USAID’s Southern Africa Trade Hub is conducting gender training for Ammtech/COMACO, a strategic partnership grantee based in Chipata, Zambia to identify gender patterns, power dynamics, gender roles, rights, and opportunities related to COMACO beneficiaries (farmers) in the Nzamane, Mpenzeni, and Mbangombe cooperatives.
The research has demonstrated that gender relations in Zambia are strongly influenced by culture and that gender roles and responsibilities are determined by societal expectations. Women are burdened with multiple roles including preparation of food, collection of water and firewood, caring for family members, child-bearing and child-minding as well as farm work, and as a result suffer from time poverty. To ease the burden of multiple roles on women, COMACO has supplied households with fuel-efficient stoves and has planted energy-efficient Glicidia Sepium trees for use as firewood and fertilizer.
Productive resources such as land, property, and equipment are primarily controlled by men. COMACO, however, provides equal opportunities and benefit for men and women to access equipment, inputs, and training.

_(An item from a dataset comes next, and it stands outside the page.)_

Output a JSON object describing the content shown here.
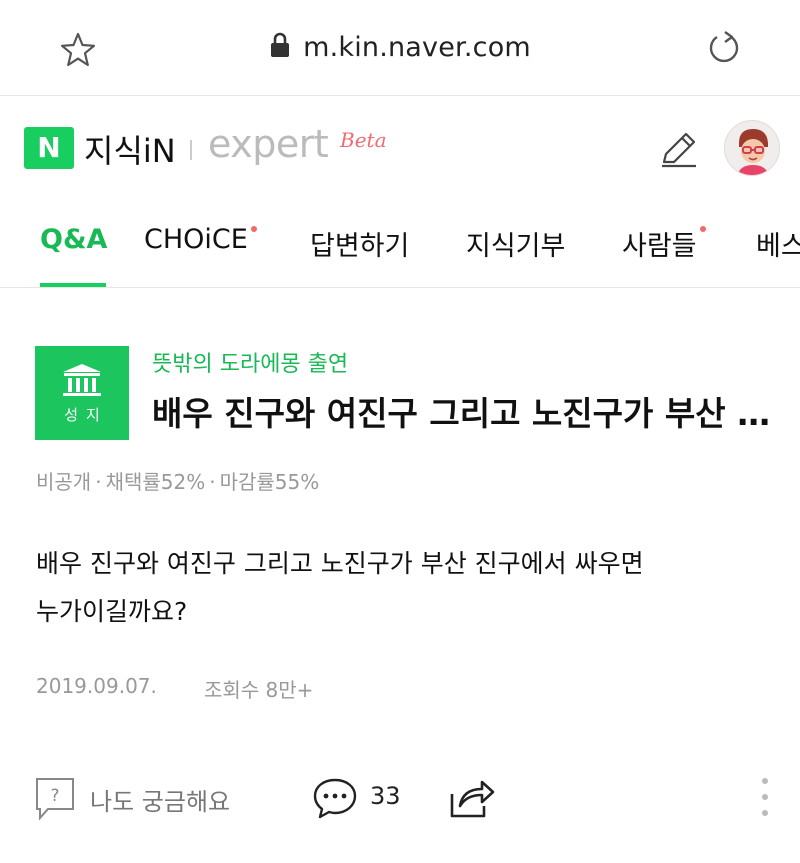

The research also reveals that cultural constraints and stereotypes continue to limit women’s participation in decision-making. One of the interviewees quoted the saying “a kaume takachepa,” meaning “a man can never be too young or small.” The saying is often used to portray men as better decision-makers than women. Although there is a general understanding of the importance of equal distribution of power in decision making structures of the cooperatives, men are still the majority of leaders in the Executive Committee.
Gender training and sensitization to address the key gender issues identified by the research will be provided to lead farmers and farmers who work with COMACO.
Photo: Trade Hub Gender Advisor Magdeline Madibela (far left) with the Mpenzeni focus group